**What you have to do**
Would you please copy each line below that includes the string "desc"?

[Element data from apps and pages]
- Opening Delimiter -
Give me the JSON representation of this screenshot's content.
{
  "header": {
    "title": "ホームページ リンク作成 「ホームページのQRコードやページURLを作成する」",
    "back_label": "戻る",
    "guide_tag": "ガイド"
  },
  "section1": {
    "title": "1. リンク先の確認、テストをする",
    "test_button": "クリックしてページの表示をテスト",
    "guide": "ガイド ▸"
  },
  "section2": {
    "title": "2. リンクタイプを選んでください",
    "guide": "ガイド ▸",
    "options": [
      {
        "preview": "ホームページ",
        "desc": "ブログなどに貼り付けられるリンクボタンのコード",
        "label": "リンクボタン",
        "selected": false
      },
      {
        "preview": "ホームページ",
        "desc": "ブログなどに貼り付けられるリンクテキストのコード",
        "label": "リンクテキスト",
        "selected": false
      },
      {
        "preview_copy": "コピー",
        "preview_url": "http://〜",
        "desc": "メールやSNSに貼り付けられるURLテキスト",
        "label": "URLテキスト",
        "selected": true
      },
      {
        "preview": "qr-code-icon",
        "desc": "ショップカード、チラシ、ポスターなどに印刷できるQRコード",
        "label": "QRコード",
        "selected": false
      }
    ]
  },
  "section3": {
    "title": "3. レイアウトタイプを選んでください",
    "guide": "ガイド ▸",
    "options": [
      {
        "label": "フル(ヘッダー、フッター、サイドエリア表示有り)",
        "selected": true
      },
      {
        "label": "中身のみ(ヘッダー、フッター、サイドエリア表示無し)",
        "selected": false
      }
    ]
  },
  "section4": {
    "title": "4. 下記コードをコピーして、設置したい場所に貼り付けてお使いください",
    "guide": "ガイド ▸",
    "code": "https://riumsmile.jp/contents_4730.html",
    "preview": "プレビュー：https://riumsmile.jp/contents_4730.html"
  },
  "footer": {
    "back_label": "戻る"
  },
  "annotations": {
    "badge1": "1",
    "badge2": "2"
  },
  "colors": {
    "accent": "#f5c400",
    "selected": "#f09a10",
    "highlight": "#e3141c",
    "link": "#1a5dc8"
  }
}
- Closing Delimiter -
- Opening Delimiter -
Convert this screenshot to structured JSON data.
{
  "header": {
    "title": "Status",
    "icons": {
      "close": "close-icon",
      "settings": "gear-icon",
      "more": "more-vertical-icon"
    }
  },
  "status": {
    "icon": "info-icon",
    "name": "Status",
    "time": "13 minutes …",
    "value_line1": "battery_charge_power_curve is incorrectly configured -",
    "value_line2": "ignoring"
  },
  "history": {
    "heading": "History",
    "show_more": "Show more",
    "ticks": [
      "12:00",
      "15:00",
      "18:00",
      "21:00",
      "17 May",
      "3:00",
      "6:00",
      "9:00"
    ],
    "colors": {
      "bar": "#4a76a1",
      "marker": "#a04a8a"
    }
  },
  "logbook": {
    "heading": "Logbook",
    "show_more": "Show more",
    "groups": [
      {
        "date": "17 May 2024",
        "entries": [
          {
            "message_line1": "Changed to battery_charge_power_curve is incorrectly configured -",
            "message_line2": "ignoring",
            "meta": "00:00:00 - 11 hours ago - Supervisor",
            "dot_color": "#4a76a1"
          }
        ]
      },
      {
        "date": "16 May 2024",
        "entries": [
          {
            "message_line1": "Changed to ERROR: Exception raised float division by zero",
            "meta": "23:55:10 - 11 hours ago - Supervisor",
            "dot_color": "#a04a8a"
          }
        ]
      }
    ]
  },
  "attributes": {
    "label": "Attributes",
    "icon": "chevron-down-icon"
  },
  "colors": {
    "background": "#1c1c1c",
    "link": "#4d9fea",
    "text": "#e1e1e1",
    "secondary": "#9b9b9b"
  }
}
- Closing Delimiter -
**Result of the task**
        "desc": "ブログなどに貼り付けられるリンクボタンのコード",
        "desc": "ブログなどに貼り付けられるリンクテキストのコード",
        "desc": "メールやSNSに貼り付けられるURLテキスト",
        "desc": "ショップカード、チラシ、ポスターなどに印刷できるQRコード",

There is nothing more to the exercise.